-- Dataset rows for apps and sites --

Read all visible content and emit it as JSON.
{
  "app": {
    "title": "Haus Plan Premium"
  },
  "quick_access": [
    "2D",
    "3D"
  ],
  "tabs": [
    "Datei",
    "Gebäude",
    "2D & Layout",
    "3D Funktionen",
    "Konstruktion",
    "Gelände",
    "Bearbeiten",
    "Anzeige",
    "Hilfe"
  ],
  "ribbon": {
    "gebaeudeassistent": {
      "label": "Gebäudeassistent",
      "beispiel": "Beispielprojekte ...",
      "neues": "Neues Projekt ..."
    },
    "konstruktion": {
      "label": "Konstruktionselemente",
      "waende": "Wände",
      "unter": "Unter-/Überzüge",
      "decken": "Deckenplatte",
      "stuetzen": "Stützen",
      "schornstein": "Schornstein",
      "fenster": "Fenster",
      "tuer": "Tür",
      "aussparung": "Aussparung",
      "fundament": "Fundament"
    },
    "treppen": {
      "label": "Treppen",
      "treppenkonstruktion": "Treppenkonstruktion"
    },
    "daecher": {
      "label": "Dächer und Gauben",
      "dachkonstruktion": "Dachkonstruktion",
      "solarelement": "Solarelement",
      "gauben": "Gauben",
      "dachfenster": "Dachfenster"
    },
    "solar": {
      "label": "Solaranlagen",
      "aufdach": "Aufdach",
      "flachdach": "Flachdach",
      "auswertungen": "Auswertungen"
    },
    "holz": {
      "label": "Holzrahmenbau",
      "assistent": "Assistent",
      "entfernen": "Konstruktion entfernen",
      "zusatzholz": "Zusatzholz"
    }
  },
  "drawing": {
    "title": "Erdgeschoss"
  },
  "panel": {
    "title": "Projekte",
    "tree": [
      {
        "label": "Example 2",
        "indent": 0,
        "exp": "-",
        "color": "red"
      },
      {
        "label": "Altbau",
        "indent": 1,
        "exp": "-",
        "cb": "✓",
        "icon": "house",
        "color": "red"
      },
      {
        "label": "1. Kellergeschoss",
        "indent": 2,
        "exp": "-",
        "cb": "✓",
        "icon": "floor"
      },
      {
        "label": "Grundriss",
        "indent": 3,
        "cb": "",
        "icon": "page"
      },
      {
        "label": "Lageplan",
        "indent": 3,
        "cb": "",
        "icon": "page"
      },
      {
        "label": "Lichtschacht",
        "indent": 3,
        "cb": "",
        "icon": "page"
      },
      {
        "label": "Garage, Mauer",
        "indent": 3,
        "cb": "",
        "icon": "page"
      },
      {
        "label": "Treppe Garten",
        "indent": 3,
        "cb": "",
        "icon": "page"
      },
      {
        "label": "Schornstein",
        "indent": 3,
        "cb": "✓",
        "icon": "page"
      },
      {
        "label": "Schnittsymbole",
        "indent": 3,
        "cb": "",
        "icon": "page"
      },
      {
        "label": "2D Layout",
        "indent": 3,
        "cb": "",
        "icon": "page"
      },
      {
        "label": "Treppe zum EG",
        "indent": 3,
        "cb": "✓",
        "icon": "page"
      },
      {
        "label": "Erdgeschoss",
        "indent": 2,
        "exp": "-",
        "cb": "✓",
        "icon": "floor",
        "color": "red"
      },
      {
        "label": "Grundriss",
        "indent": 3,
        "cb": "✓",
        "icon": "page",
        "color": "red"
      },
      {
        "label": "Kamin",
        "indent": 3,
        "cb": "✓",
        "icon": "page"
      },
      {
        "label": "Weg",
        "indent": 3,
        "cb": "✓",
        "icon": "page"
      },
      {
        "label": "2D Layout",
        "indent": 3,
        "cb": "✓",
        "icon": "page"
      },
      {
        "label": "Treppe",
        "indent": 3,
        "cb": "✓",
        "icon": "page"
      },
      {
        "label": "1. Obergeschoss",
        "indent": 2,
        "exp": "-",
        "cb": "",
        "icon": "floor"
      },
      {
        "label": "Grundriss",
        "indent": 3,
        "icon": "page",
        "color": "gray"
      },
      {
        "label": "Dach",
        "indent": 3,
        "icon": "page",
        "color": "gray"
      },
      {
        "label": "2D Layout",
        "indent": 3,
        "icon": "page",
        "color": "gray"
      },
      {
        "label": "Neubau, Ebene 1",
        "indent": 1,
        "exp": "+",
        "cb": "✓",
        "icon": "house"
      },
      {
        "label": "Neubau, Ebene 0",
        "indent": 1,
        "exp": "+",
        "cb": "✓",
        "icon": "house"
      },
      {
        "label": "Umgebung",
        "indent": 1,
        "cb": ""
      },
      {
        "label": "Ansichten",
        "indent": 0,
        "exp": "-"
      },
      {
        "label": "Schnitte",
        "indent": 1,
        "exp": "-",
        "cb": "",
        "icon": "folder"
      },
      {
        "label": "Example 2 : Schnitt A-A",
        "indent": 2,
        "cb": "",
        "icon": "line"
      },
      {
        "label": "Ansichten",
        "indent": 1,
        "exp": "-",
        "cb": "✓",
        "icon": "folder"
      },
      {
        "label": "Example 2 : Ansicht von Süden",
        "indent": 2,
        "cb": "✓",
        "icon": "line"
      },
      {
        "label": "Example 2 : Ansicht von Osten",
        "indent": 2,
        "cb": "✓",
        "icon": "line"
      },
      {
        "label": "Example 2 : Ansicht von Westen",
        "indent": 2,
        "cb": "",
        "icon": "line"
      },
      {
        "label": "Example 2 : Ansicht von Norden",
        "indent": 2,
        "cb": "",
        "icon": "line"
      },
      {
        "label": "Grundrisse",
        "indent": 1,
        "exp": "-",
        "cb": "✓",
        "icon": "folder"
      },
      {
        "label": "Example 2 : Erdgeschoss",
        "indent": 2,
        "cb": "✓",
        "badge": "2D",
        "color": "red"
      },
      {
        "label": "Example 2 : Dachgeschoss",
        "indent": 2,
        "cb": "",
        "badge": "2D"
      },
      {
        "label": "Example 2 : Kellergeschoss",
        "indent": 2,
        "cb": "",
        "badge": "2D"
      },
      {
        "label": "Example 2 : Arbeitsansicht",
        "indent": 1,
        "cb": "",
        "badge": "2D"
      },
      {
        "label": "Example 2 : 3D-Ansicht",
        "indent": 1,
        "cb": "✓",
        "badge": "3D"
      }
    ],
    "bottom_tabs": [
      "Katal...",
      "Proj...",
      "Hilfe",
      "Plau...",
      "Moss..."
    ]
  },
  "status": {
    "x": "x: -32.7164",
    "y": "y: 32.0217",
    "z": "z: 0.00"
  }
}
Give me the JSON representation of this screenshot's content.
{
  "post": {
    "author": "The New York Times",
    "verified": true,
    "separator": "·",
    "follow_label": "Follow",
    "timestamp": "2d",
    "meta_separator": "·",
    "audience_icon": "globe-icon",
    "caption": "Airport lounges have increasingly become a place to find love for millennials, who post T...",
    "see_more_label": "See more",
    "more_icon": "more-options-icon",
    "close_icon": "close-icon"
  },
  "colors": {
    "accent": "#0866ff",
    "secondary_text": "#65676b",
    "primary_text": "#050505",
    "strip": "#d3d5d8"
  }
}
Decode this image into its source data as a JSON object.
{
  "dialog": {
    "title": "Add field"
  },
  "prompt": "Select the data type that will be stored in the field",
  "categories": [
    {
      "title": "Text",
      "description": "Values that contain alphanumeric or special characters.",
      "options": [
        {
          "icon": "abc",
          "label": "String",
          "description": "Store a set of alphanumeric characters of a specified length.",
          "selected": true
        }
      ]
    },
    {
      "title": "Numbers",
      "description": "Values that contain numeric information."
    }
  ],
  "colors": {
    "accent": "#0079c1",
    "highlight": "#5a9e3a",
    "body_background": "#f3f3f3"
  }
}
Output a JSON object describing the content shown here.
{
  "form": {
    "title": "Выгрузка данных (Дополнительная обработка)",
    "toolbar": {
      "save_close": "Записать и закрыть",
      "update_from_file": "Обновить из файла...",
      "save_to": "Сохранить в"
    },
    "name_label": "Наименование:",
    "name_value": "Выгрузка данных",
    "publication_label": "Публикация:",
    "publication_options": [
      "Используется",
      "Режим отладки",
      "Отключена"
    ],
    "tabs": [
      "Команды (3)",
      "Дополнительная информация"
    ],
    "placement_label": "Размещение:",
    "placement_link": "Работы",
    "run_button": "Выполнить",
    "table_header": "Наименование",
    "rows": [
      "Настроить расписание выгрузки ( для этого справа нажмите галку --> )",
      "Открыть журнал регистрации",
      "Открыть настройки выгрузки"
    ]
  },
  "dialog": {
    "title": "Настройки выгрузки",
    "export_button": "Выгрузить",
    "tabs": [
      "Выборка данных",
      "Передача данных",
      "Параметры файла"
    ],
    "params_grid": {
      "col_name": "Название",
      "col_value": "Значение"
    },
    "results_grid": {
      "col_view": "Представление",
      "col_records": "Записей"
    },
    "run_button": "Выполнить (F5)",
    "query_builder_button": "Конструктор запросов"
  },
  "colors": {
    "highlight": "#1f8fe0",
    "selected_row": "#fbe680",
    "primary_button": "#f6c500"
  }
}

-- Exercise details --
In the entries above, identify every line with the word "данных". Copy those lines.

-- Solution below --
    "title": "Выгрузка данных (Дополнительная обработка)",
    "name_value": "Выгрузка данных",
      "Выборка данных",
      "Передача данных",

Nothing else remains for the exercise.